Canadians are not asking for the relentless growth that the government is imposing on them through immigration policies. The fact that long-term residents are leaving big cities even as hundreds of thousands of newcomers pour in to more than fill the void suggests that the quality of life in big cities is not improving with more growth. The refugees from Toronto will settle in places like Barrie and Orillia. But in fact, the people in those cities are not asking for growth as governments would know if they took the trouble to ask.

What Orillians had to say

Orillia is a case in point. It actually did survey its citizens (imagine that!). Located on the northwest tip of Lake Simcoe, Orillia has a population of about 34,000. In 2019-2020, the City of Orillia, in developing its Strategic Plan, a requirement imposed by the provincial government to accommodate growth, conducted an online survey of Orillians.

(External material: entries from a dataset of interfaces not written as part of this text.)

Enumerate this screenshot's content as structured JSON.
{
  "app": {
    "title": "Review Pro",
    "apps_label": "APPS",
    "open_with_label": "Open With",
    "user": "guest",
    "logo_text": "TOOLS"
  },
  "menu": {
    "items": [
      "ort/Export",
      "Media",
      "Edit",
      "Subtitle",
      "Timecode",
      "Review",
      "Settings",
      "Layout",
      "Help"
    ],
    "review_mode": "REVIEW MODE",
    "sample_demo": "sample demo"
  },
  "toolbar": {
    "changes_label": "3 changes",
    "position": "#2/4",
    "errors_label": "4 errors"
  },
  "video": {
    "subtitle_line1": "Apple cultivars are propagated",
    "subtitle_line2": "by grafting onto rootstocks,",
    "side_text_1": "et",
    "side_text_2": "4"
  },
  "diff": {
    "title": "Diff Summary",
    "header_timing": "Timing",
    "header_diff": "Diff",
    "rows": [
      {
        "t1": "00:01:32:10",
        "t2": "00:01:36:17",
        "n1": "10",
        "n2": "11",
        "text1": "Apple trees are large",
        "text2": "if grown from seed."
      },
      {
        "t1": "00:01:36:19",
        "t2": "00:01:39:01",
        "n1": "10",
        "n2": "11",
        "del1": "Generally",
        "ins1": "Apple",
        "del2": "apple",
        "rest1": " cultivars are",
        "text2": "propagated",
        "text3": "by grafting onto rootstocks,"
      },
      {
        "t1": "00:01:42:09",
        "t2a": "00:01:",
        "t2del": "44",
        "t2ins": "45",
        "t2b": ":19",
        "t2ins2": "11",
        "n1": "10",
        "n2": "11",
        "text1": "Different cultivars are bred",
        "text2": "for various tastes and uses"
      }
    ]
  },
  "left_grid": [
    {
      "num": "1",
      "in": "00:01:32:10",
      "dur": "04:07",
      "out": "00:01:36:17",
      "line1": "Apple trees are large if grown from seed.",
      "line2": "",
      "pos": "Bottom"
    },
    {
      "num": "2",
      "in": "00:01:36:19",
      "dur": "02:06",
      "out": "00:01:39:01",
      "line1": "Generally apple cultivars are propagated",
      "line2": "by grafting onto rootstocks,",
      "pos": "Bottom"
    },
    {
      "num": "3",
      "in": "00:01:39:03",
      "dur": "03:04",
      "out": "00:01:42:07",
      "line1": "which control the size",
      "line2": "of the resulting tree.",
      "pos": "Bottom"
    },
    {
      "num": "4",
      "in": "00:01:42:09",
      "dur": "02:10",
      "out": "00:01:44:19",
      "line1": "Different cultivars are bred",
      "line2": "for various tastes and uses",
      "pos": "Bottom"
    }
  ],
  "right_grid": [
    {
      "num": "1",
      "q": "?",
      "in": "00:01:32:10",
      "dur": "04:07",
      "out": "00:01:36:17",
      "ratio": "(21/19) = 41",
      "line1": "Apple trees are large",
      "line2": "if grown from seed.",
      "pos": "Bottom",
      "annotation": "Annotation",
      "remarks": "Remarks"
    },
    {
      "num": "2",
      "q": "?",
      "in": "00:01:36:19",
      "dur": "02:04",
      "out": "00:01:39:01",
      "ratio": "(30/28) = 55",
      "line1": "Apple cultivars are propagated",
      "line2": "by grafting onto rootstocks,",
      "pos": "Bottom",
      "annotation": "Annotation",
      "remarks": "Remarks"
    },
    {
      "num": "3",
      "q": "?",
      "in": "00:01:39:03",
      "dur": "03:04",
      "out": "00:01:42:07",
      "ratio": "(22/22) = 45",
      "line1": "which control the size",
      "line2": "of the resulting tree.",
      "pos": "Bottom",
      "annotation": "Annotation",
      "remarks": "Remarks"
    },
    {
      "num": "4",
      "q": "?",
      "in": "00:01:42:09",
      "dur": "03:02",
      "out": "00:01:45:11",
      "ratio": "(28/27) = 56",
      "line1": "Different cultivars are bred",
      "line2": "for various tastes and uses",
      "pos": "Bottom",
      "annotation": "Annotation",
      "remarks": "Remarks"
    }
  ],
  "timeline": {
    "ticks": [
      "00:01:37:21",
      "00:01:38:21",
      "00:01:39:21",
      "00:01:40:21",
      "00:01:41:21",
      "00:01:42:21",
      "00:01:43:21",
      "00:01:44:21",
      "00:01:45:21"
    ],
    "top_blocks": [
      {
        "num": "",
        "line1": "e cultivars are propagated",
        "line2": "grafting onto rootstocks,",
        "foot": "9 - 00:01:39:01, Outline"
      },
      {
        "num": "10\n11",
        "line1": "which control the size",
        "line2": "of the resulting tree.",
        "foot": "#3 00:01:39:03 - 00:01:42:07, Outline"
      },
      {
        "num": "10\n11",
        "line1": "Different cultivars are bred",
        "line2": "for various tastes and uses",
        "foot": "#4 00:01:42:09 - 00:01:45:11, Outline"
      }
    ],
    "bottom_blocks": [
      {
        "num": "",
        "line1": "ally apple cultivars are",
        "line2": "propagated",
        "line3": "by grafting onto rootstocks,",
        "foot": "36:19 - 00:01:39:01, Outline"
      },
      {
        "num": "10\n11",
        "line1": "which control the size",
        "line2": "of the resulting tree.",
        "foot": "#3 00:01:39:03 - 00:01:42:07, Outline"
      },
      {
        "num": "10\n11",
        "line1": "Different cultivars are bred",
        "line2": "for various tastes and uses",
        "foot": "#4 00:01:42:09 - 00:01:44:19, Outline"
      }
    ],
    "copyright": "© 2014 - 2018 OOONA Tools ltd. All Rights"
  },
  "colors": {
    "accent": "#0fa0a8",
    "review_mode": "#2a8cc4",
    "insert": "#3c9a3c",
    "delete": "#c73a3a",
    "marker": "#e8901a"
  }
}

It turns out that Orillians were more interested in a high quality of life and a healthy environment than in “sustainable growth.” Perhaps the good citizens of Orillia know an oxymoron when they see one.

How do we measure wellbeing?

At the present time, the Gross Domestic Product (GDP) is used as the primary indicator of a country’s success. The GDP automatically grows as the population grows unless there is a per capita drop in consumption. But how much does a GDP that simply grows in line with population growth improve the wellbeing of people? And even if the GDP grows per capita, i.e., the overall growth of the GDP exceeds population growth, this does not necessarily translate into increased wellbeing unless the GDP starts at a level of privation. In a country like Canada that is already built, a growing GDP says nothing about what is happening to the quality of life.

The concept of the Genuine Progress Indicator (GPI) as an alternative to the GDP was developed in the mid-1990s. A group of economists with the Pembina Institute developed the Alberta GPI System of Sustainable Well-being Accounts as a more comprehensive accounting tool for measuring economic, social and environmental well-being. Their research revealed no correlation between well-being and the growth of the GDP. In fact, while Alberta’s GDP per capita rose 2.4% annually between 1961 and 1999, its genuine progress indicator fell from 1961 to 1987, and remained stagnant through the 1990s. The best year for the GPI index was the earliest year: 1961. Things don’t go better with growth.

Reference: Anielski, M., Griffiths, M., Pollock, D., Taylor, A., Wilson, J., & Wilson, S. (2001). Alberta sustainability trends 2000: The genuine progress indicators report 1961 to 1999. Edmonton, Canada: The Pembina Institute for Appropriate Development.

There actually is such a thing as the Canadian Index of Wellbeing. That would be a good place to start the search for a replacement for the GDP as an indicator of how everyday Canadians are actually doing.

Cui bono, all this growth?

The government says Canada must have more immigration because its fertility rate is too low. Yet immigration is significantly driving up the cost of housing. One of the reasons that young Canadians are delaying or cancelling plans for a family is because the cost of living, including housing, is so high. But the government thinks more people is the answer. Really?!

Growth does not lift all boats. No doubt it raises the boats of the profiteers of growth. But it is sinking more and more of everyone else’s boats. Life is not getting better for the majority of Canadians as housing becomes less affordable, living conditions more crowded, good jobs harder to find, services deteriorate while wait times grow longer, and their savings, if any, get eaten by inflation. No doubt, all of this is causing a lot of stress in the lives of Canadians and affecting not only their quality of life but very likely their health.

It doesn’t take a genius to figure out that Canada’s pursuit of growth is not for the benefit of ordinary Canadians. Will Canadians do anything to rectify this situation?

Madeline Weld, Ph.D.
President, Population Institute Canada
Tel: (613) 833-3668